which I don’t believe they are — I don’t think it’s possible for three
men in a room to govern 19 million people well. Second of all, behind
closed doors, if you have officials who haven’t had opponents for
decades, and they make decisions, it’s going to be the developers and
the money-makers who are going to get heard. Because if people don’t
have to ask for our vote, then they don’t have to listen to us.
Furthermore, and this is where it spreads out to the entire Assembly
and Senate, is that if you do not have to actually take a stand on an
issue — if your legislator does not have to vote on congestion
pricing, then they cannot be held accountable, and there’s no way for
voters to say, "I want you to pass this legislation." If the
legislation is killed behind closed doors, [the representative] can
say, "Oh, I would have supported it," or "Oh, I would have opposed it,"
without taking any risks. And it makes it impossible to put any
pressure on elected officials and have an impact.
[Specifically], there should be a limit on the number of bills each
legislator is allowed to sponsor. All bills should be submitted to a
committee within a certain period of time. Committees must report bills
out within 30 or 60 days, depending on the type of bill. Within 30 to
60 days of receiving the bill, they must hold at least one hearing.
That hearing must be public, and then report the bill out to the floor
for a vote within 30 to 60 days. If a third of legislators sign a
release petition, then a bill should be submitted to the floor for a
vote. Thereby saying that a bloc of legislators supporting the bill can
demand that it be voted on.
All debate should be recorded… Legislators are always going to have
conversations behind closed doors, and that’s fine. Not everything
should take place in public; I understand that that’s how it works. But
all bills should have public debate, and all votes should be recorded.
And then you can get into conference committees. Every bill should have
a conference committee between the state, the Senate, and the Assembly
to work out the differences between those bills in public. This is
standard stuff that’s found in almost every other state legislature.
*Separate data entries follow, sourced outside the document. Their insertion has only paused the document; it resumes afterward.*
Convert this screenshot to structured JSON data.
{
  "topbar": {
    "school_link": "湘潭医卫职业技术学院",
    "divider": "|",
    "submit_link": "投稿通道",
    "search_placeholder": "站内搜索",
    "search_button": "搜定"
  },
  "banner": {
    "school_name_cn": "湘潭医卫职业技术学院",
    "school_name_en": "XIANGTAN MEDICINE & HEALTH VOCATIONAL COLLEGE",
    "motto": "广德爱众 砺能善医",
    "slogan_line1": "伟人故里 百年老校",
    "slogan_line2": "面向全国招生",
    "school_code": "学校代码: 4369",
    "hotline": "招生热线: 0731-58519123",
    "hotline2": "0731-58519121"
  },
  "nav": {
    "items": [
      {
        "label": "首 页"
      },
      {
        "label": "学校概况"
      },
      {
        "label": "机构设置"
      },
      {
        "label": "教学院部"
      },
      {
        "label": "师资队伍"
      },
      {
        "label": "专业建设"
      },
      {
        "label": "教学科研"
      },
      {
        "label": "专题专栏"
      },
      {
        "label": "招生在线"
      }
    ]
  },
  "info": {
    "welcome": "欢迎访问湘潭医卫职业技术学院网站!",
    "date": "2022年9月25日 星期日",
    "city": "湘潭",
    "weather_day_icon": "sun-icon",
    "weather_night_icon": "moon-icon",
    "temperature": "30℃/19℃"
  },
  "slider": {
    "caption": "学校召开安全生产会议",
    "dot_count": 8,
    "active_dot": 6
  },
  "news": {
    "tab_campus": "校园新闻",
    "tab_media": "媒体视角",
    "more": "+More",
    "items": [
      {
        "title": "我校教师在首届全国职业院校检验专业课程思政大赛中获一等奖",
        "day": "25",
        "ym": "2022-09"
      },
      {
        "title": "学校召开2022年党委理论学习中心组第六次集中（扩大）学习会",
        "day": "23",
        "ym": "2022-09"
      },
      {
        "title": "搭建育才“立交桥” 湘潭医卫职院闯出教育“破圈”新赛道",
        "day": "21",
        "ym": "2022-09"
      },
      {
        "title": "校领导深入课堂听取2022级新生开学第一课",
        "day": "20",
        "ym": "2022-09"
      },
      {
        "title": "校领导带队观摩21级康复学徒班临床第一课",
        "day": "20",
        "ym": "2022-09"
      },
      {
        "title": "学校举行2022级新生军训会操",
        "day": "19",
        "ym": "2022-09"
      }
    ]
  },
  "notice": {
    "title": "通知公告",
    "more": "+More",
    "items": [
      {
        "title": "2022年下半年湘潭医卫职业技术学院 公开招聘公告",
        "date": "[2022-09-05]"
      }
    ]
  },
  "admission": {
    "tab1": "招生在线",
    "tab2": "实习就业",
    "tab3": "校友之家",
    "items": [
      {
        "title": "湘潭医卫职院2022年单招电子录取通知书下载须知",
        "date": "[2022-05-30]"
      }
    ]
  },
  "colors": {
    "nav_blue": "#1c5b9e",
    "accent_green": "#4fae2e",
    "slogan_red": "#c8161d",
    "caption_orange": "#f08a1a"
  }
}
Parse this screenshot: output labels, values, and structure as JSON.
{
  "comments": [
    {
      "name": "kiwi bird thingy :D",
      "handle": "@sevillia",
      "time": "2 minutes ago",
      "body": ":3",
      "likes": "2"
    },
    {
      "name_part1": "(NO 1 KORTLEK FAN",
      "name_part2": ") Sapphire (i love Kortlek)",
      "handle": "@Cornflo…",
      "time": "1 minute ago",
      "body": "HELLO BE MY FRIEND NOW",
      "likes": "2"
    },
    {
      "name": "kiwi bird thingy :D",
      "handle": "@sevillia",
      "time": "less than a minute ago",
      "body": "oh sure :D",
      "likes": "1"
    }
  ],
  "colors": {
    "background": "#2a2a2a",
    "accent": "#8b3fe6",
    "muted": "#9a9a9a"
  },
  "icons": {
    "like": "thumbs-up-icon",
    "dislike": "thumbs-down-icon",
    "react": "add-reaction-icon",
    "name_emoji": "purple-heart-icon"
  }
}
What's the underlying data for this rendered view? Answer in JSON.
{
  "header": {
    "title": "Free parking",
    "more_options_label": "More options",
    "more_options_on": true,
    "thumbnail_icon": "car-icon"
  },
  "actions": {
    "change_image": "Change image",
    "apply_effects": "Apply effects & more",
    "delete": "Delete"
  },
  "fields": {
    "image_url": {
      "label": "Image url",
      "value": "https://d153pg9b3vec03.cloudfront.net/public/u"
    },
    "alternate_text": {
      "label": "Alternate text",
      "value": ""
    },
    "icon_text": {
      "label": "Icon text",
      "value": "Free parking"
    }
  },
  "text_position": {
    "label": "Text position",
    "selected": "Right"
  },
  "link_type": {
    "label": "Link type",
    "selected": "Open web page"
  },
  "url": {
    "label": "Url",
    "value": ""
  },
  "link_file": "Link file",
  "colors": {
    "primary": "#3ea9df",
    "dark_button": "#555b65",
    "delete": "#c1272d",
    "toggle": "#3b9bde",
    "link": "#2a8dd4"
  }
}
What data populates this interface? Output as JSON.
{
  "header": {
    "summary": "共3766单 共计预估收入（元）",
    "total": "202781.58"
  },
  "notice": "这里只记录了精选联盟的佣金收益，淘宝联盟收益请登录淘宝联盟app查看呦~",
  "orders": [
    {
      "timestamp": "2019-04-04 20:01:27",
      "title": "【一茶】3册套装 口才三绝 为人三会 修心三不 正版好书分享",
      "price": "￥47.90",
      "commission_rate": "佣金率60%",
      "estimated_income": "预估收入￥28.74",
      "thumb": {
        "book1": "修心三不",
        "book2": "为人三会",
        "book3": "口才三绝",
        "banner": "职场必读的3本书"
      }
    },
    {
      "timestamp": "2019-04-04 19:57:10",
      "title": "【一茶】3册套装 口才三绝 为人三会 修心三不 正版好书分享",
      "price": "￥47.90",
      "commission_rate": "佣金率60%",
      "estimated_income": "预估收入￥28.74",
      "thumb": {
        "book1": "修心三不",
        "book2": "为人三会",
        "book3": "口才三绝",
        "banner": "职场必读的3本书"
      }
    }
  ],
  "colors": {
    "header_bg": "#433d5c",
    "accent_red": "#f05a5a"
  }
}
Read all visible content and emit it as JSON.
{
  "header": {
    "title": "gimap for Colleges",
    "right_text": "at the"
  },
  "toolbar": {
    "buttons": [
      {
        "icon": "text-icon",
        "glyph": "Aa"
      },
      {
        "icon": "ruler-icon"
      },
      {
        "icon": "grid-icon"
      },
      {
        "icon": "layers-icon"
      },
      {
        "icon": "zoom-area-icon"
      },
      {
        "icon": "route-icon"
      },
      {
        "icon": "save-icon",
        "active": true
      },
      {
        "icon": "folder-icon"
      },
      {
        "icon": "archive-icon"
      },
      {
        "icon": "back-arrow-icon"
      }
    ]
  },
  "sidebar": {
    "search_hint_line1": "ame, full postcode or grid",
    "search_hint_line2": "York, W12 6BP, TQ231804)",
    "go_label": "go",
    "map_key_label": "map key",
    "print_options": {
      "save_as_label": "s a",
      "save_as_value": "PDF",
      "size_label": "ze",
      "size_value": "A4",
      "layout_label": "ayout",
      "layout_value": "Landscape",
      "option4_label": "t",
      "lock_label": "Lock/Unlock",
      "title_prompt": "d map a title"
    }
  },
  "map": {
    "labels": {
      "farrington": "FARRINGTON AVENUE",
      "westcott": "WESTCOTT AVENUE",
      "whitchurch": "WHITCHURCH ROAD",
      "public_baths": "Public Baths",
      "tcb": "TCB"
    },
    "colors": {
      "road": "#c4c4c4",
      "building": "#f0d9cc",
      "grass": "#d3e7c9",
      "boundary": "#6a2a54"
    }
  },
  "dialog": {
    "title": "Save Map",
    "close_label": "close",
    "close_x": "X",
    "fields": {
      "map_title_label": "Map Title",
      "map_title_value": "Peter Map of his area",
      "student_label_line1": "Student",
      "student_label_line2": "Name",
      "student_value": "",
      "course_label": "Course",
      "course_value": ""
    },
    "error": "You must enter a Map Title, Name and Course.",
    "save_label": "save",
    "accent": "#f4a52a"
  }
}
That’s the process stuff; that’s the democracy aspect… The ethics
stuff is the second thing. We need real campaign finance reform. We
need clean money, clean elections, real public financing of elections.
It’s got to be voluntary because of constitutional issues, but this is
already the law in Maine, Vermont, Arizona — it just came online in
Jersey now. In Maine and Vermont and Arizona almost every candidate
uses it. What you do is you collect a certain number of donations from
people in your district, so in Arizona, if you can get a thousand people in
your district to give you five dollars — I think for New York, five’s
a little low — the state will fund you enough to run a campaign in
that district. If you are outspent by a privately funded candidate, the
state will, by steps, go up to quadruple [the initial public funding]
amount. Of course a candidate could still outspend you, but you will
have enough money to get your message out and run a campaign. I cannot
believe that any candidate for public office would rather spend hours a
day on the phone begging people for money — asking Bruce Ratner and
the developers for money — when they could get it from public
financing. That way, in one fell swoop, you eliminate the campaign
finance influence on our politics.
Number two, legislators should be required to disclose all outside
income. We technically have a part-time legislature. They work about 65
days a year. Many of them have other jobs. Sheldon Silver works for the
Weitz & Luxenberg law firm. We know that he does work for them;
that’s the one thing he is required to disclose. We don’t know how much
they pay him, how those payments are disbursed. We don’t know what work
he does to earn this money. We don’t know what clients are involved. In
essence it is secret payments for secret work. We have no idea what
that is, and if that’s not a basic recipe for corruption in government,
I don’t know what is. People choose to be in public office, and when
you do, you give up some of your privacy rights. All public officials
should disclose all their income, from every source. There’s no
compromise on that.